# ASSIGNMENT:
Could you restate the whole listing word for word?

# RECORDS SHOWN:
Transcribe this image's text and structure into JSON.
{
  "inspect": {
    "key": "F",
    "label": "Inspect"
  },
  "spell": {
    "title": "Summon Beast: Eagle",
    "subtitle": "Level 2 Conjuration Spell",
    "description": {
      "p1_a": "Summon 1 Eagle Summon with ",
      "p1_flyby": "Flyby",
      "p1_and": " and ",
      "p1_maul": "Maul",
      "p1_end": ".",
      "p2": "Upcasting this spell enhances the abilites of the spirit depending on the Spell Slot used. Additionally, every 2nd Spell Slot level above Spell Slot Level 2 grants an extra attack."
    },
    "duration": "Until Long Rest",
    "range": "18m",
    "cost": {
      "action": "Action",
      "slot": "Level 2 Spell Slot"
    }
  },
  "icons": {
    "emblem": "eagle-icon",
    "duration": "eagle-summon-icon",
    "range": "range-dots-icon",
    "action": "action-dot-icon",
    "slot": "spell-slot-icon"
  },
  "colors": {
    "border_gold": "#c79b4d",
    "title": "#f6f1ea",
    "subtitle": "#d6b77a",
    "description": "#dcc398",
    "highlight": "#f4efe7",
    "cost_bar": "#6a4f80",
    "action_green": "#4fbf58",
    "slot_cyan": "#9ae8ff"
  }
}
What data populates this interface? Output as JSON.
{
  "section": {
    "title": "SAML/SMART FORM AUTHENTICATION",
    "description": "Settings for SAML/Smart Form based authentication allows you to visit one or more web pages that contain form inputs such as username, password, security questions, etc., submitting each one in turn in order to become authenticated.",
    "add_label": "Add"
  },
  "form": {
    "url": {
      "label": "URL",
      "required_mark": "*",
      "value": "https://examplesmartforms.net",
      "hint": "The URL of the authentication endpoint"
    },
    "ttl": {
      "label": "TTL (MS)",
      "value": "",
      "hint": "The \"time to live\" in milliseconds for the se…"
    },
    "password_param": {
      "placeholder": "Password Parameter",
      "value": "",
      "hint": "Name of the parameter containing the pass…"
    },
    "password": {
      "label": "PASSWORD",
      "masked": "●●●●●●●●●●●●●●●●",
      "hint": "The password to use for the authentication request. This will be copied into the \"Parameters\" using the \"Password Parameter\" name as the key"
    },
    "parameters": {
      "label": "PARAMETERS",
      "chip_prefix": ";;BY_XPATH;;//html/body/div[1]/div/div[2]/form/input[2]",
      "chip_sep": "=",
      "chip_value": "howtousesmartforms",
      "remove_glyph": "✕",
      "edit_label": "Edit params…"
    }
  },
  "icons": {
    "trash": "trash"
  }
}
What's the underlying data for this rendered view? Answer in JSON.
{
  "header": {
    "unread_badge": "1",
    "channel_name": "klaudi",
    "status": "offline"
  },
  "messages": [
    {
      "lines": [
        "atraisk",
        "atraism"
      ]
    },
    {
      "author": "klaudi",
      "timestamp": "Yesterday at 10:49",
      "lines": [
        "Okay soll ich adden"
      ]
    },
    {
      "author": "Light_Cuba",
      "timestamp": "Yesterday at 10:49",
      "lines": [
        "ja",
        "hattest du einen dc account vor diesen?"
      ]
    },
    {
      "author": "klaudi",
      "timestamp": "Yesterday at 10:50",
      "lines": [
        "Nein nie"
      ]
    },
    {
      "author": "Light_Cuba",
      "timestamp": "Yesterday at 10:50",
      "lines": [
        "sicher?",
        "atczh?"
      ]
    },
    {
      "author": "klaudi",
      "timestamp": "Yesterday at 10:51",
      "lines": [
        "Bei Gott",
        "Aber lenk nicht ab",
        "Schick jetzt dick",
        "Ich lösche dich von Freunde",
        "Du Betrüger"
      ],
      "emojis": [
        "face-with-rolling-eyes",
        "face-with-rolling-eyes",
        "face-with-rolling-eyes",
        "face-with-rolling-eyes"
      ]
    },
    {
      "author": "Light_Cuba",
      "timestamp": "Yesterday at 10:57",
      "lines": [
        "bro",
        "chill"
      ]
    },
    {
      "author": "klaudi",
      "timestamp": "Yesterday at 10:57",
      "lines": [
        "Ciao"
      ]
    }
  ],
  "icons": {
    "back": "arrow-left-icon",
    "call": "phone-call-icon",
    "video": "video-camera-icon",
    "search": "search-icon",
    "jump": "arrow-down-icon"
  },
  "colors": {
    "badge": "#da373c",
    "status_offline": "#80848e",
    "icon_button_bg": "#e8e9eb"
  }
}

# WRITTEN RESPONSE:
Transcribe this image's text and structure into JSON.
{
  "inspect": {
    "key": "F",
    "label": "Inspect"
  },
  "spell": {
    "title": "Summon Beast: Eagle",
    "subtitle": "Level 2 Conjuration Spell",
    "description": {
      "p1_a": "Summon 1 Eagle Summon with ",
      "p1_flyby": "Flyby",
      "p1_and": " and ",
      "p1_maul": "Maul",
      "p1_end": ".",
      "p2": "Upcasting this spell enhances the abilites of the spirit depending on the Spell Slot used. Additionally, every 2nd Spell Slot level above Spell Slot Level 2 grants an extra attack."
    },
    "duration": "Until Long Rest",
    "range": "18m",
    "cost": {
      "action": "Action",
      "slot": "Level 2 Spell Slot"
    }
  },
  "icons": {
    "emblem": "eagle-icon",
    "duration": "eagle-summon-icon",
    "range": "range-dots-icon",
    "action": "action-dot-icon",
    "slot": "spell-slot-icon"
  },
  "colors": {
    "border_gold": "#c79b4d",
    "title": "#f6f1ea",
    "subtitle": "#d6b77a",
    "description": "#dcc398",
    "highlight": "#f4efe7",
    "cost_bar": "#6a4f80",
    "action_green": "#4fbf58",
    "slot_cyan": "#9ae8ff"
  }
}
What data populates this interface? Output as JSON.
{
  "section": {
    "title": "SAML/SMART FORM AUTHENTICATION",
    "description": "Settings for SAML/Smart Form based authentication allows you to visit one or more web pages that contain form inputs such as username, password, security questions, etc., submitting each one in turn in order to become authenticated.",
    "add_label": "Add"
  },
  "form": {
    "url": {
      "label": "URL",
      "required_mark": "*",
      "value": "https://examplesmartforms.net",
      "hint": "The URL of the authentication endpoint"
    },
    "ttl": {
      "label": "TTL (MS)",
      "value": "",
      "hint": "The \"time to live\" in milliseconds for the se…"
    },
    "password_param": {
      "placeholder": "Password Parameter",
      "value": "",
      "hint": "Name of the parameter containing the pass…"
    },
    "password": {
      "label": "PASSWORD",
      "masked": "●●●●●●●●●●●●●●●●",
      "hint": "The password to use for the authentication request. This will be copied into the \"Parameters\" using the \"Password Parameter\" name as the key"
    },
    "parameters": {
      "label": "PARAMETERS",
      "chip_prefix": ";;BY_XPATH;;//html/body/div[1]/div/div[2]/form/input[2]",
      "chip_sep": "=",
      "chip_value": "howtousesmartforms",
      "remove_glyph": "✕",
      "edit_label": "Edit params…"
    }
  },
  "icons": {
    "trash": "trash"
  }
}
What's the underlying data for this rendered view? Answer in JSON.
{
  "header": {
    "unread_badge": "1",
    "channel_name": "klaudi",
    "status": "offline"
  },
  "messages": [
    {
      "lines": [
        "atraisk",
        "atraism"
      ]
    },
    {
      "author": "klaudi",
      "timestamp": "Yesterday at 10:49",
      "lines": [
        "Okay soll ich adden"
      ]
    },
    {
      "author": "Light_Cuba",
      "timestamp": "Yesterday at 10:49",
      "lines": [
        "ja",
        "hattest du einen dc account vor diesen?"
      ]
    },
    {
      "author": "klaudi",
      "timestamp": "Yesterday at 10:50",
      "lines": [
        "Nein nie"
      ]
    },
    {
      "author": "Light_Cuba",
      "timestamp": "Yesterday at 10:50",
      "lines": [
        "sicher?",
        "atczh?"
      ]
    },
    {
      "author": "klaudi",
      "timestamp": "Yesterday at 10:51",
      "lines": [
        "Bei Gott",
        "Aber lenk nicht ab",
        "Schick jetzt dick",
        "Ich lösche dich von Freunde",
        "Du Betrüger"
      ],
      "emojis": [
        "face-with-rolling-eyes",
        "face-with-rolling-eyes",
        "face-with-rolling-eyes",
        "face-with-rolling-eyes"
      ]
    },
    {
      "author": "Light_Cuba",
      "timestamp": "Yesterday at 10:57",
      "lines": [
        "bro",
        "chill"
      ]
    },
    {
      "author": "klaudi",
      "timestamp": "Yesterday at 10:57",
      "lines": [
        "Ciao"
      ]
    }
  ],
  "icons": {
    "back": "arrow-left-icon",
    "call": "phone-call-icon",
    "video": "video-camera-icon",
    "search": "search-icon",
    "jump": "arrow-down-icon"
  },
  "colors": {
    "badge": "#da373c",
    "status_offline": "#80848e",
    "icon_button_bg": "#e8e9eb"
  }
}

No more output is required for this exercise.